TASK PROMPT: The required result is every line of the records that includes "screenshot".

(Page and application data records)
........
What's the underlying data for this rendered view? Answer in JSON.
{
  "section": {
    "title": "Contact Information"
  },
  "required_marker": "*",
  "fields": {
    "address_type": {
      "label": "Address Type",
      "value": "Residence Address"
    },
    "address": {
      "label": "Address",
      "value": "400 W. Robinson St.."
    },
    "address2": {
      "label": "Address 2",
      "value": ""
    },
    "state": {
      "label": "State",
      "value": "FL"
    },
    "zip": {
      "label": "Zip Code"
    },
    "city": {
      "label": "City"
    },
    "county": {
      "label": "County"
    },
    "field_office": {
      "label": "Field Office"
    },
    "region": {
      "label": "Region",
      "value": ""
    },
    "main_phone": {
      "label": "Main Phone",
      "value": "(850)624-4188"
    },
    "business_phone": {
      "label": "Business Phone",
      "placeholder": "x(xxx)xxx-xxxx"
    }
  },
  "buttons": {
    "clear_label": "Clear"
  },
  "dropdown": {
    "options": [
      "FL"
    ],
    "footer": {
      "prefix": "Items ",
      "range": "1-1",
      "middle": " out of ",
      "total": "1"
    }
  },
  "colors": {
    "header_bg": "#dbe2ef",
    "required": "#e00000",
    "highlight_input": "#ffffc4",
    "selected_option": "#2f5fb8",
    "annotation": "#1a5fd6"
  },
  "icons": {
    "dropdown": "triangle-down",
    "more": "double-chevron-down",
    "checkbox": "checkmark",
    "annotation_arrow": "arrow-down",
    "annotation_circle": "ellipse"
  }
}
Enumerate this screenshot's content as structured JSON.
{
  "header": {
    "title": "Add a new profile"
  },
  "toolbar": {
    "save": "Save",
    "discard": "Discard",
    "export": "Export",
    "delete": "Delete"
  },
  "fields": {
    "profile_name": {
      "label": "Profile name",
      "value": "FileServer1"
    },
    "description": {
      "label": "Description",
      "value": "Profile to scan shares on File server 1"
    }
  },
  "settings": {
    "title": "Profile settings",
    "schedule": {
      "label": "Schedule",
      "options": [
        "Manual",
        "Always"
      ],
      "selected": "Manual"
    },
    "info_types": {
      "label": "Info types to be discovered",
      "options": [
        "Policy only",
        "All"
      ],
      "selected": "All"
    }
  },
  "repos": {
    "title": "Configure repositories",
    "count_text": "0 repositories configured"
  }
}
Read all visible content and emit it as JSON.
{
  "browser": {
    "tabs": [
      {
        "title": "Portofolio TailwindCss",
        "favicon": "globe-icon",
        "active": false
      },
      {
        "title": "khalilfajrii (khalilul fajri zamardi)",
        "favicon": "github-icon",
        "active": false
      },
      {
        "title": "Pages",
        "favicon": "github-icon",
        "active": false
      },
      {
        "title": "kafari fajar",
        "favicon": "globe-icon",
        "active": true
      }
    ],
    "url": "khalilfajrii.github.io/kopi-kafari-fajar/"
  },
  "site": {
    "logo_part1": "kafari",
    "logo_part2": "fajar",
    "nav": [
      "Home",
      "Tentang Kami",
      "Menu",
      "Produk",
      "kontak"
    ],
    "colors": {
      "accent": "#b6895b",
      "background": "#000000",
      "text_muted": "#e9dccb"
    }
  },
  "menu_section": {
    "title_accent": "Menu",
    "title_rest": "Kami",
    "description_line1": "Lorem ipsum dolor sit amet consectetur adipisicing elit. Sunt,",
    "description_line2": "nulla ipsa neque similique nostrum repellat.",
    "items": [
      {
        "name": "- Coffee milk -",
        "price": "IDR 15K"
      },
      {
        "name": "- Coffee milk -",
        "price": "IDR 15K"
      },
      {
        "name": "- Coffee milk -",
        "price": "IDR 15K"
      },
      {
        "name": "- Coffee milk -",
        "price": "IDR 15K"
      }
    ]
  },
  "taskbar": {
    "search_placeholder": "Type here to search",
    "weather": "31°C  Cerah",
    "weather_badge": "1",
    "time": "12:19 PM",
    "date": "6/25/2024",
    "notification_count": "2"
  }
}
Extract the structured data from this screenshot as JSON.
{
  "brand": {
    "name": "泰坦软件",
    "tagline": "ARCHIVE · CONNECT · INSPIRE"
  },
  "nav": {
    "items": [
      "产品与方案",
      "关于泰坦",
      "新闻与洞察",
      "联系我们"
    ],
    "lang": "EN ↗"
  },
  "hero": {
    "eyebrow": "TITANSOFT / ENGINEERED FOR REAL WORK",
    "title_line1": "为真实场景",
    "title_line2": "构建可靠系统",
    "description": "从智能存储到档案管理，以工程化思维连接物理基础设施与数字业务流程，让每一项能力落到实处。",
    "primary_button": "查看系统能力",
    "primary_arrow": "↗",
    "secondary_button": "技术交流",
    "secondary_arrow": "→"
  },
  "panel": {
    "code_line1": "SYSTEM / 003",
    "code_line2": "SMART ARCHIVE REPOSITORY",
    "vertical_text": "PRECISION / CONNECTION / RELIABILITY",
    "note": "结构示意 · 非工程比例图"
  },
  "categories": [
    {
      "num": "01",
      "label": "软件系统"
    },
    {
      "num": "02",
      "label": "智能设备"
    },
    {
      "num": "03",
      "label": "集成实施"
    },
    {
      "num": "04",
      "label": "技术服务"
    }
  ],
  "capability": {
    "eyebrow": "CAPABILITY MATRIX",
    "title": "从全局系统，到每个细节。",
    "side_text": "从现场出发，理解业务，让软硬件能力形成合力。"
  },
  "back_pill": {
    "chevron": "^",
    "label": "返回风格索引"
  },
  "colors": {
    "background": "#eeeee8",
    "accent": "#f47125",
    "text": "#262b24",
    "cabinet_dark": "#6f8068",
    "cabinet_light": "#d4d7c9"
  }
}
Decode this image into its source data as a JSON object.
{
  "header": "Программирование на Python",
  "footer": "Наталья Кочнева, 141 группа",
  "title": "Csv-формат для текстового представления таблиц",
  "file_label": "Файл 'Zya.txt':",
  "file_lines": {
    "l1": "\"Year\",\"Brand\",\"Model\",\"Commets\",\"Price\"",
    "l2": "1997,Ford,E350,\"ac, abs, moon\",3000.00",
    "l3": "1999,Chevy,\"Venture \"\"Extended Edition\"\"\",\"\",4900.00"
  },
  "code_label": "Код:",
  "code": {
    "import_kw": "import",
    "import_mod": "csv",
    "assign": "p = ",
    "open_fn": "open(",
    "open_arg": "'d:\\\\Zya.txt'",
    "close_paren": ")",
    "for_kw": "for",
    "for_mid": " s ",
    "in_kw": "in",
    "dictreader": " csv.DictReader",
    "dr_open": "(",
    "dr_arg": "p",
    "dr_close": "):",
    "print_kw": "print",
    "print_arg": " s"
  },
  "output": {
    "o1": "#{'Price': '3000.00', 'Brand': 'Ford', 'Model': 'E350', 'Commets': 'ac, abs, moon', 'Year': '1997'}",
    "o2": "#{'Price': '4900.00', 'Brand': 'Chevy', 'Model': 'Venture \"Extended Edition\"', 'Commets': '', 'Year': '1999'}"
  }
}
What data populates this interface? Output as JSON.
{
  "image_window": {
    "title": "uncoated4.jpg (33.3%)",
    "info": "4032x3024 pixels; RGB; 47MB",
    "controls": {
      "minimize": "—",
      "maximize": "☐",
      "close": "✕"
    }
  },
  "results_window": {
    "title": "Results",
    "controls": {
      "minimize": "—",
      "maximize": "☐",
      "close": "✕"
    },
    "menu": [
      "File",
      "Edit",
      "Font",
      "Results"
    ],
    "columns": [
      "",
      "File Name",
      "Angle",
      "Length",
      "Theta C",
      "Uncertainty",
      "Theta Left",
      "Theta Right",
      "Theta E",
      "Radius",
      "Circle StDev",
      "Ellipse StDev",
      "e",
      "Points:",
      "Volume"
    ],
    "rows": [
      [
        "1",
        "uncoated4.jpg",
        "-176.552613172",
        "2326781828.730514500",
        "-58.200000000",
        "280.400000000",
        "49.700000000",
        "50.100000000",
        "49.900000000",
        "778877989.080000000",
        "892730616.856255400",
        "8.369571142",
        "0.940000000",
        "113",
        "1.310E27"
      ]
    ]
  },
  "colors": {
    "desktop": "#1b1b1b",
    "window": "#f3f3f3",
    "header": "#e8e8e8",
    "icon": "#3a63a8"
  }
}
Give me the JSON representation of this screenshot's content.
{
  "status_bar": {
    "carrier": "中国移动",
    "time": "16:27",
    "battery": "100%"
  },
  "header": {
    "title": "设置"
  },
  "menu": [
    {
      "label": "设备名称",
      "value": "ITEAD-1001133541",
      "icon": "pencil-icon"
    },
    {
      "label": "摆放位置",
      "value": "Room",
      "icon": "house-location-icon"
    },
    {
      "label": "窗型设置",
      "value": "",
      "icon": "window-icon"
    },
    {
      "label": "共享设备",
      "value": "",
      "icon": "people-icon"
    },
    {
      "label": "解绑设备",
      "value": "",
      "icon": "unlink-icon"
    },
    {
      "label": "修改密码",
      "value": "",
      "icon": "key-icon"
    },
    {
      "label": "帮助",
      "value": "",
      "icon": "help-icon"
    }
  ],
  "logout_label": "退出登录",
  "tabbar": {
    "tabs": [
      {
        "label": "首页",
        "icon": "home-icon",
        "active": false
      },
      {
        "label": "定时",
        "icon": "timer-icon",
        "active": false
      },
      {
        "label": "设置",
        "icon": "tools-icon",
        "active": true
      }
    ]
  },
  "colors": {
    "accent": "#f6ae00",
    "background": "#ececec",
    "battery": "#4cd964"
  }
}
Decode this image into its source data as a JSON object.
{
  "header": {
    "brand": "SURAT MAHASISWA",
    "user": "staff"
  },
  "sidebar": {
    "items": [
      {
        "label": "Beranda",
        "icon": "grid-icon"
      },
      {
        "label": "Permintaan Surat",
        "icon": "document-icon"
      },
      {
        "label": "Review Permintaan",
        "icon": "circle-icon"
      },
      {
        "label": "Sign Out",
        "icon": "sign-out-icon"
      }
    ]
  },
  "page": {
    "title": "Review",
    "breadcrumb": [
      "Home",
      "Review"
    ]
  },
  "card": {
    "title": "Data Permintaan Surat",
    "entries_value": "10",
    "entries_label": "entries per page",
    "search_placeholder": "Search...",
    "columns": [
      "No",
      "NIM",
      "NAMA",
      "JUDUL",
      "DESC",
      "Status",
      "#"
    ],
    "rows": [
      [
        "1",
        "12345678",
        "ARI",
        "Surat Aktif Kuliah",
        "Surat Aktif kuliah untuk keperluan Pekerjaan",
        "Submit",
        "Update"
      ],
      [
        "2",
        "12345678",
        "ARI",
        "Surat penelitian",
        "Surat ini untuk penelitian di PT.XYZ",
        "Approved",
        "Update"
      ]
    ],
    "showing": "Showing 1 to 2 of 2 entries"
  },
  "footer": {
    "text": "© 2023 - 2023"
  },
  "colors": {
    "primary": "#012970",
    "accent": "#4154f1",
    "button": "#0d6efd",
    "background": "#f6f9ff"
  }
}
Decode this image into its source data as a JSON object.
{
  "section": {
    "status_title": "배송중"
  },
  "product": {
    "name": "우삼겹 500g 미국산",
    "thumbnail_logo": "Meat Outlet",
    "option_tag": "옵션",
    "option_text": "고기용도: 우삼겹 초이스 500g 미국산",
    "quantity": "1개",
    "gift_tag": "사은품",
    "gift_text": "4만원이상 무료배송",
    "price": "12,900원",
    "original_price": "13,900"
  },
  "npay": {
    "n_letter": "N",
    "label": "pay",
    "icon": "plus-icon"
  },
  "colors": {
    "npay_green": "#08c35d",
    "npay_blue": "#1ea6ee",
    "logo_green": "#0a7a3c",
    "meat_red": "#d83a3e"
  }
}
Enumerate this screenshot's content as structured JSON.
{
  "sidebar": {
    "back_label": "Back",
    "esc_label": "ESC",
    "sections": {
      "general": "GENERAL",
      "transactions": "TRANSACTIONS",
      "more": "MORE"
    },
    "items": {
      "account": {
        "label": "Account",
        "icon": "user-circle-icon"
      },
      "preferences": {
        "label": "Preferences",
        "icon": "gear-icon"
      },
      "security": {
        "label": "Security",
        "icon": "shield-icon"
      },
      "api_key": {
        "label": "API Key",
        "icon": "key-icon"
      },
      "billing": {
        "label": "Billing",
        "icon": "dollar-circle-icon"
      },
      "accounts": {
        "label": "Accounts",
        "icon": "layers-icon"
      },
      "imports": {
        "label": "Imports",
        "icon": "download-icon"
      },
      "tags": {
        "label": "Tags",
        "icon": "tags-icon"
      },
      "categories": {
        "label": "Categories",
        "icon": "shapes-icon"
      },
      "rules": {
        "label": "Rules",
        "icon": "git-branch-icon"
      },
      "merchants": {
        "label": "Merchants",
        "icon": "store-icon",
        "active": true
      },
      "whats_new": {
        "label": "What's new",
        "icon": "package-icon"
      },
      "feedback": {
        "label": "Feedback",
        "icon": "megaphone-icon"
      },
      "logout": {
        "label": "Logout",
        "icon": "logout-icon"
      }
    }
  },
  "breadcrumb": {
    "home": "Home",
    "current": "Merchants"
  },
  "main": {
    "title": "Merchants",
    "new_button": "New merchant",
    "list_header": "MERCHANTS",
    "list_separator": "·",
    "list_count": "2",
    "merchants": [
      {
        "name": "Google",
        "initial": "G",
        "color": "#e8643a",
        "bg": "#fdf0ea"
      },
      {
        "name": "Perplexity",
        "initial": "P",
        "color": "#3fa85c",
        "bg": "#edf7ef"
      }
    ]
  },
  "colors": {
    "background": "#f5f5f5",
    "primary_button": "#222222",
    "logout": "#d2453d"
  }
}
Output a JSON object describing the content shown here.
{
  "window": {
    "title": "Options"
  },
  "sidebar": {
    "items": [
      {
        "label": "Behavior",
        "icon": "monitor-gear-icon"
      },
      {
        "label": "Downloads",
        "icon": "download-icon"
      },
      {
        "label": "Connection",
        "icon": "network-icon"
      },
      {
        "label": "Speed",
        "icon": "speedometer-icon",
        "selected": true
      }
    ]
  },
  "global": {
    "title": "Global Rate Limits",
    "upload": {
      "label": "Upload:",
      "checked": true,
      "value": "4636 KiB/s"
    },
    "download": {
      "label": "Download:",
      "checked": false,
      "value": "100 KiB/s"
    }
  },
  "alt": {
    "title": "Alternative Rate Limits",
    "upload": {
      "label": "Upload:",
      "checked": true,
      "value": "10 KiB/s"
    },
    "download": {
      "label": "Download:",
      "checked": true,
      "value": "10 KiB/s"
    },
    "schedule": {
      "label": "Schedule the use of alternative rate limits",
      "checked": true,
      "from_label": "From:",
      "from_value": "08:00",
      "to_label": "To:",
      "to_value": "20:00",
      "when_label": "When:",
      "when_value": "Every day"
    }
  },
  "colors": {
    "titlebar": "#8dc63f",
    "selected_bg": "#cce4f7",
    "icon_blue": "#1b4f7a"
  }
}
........
COMPLETED EXERCISE:
Enumerate this screenshot's content as structured JSON.
Extract the structured data from this screenshot as JSON.
Give me the JSON representation of this screenshot's content.
Enumerate this screenshot's content as structured JSON.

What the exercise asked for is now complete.